**Assigned task**
Your job is to copy the lines from the material that include "Основной".
START Information supplied
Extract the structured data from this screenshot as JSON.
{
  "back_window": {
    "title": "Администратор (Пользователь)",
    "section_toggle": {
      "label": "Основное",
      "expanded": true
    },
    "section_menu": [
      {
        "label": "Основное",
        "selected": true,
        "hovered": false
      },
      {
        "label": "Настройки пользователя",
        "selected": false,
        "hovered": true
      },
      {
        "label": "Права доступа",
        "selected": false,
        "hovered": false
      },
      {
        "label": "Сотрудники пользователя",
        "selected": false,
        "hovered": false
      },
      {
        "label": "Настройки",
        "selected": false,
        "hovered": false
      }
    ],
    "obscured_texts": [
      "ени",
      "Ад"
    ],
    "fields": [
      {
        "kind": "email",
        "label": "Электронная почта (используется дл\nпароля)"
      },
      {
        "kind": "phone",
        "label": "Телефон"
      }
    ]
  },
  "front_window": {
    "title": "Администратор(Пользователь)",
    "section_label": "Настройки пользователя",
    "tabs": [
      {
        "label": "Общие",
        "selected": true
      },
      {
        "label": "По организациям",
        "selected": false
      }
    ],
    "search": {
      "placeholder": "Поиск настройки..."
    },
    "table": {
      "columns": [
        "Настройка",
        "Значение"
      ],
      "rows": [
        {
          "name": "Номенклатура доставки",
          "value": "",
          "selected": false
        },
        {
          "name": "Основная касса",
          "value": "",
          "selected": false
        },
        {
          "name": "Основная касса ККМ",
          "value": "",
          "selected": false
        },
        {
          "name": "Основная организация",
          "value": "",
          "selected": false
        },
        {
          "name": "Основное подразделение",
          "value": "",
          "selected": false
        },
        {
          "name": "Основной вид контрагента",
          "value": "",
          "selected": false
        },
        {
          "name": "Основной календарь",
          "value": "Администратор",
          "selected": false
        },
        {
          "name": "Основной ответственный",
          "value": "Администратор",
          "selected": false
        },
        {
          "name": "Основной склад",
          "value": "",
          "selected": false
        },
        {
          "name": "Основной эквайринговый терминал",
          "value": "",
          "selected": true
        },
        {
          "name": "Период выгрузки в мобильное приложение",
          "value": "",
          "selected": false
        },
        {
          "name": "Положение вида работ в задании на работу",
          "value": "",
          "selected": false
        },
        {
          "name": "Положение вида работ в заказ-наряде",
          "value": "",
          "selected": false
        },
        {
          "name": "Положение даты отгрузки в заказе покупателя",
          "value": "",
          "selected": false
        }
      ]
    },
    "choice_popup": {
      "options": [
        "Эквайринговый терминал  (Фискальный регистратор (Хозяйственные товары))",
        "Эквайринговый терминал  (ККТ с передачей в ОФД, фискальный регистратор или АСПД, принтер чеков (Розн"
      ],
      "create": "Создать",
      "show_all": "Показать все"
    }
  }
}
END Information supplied
**Response area**
          "name": "Основной вид контрагента",
          "name": "Основной календарь",
          "name": "Основной ответственный",
          "name": "Основной склад",
          "name": "Основной эквайринговый терминал",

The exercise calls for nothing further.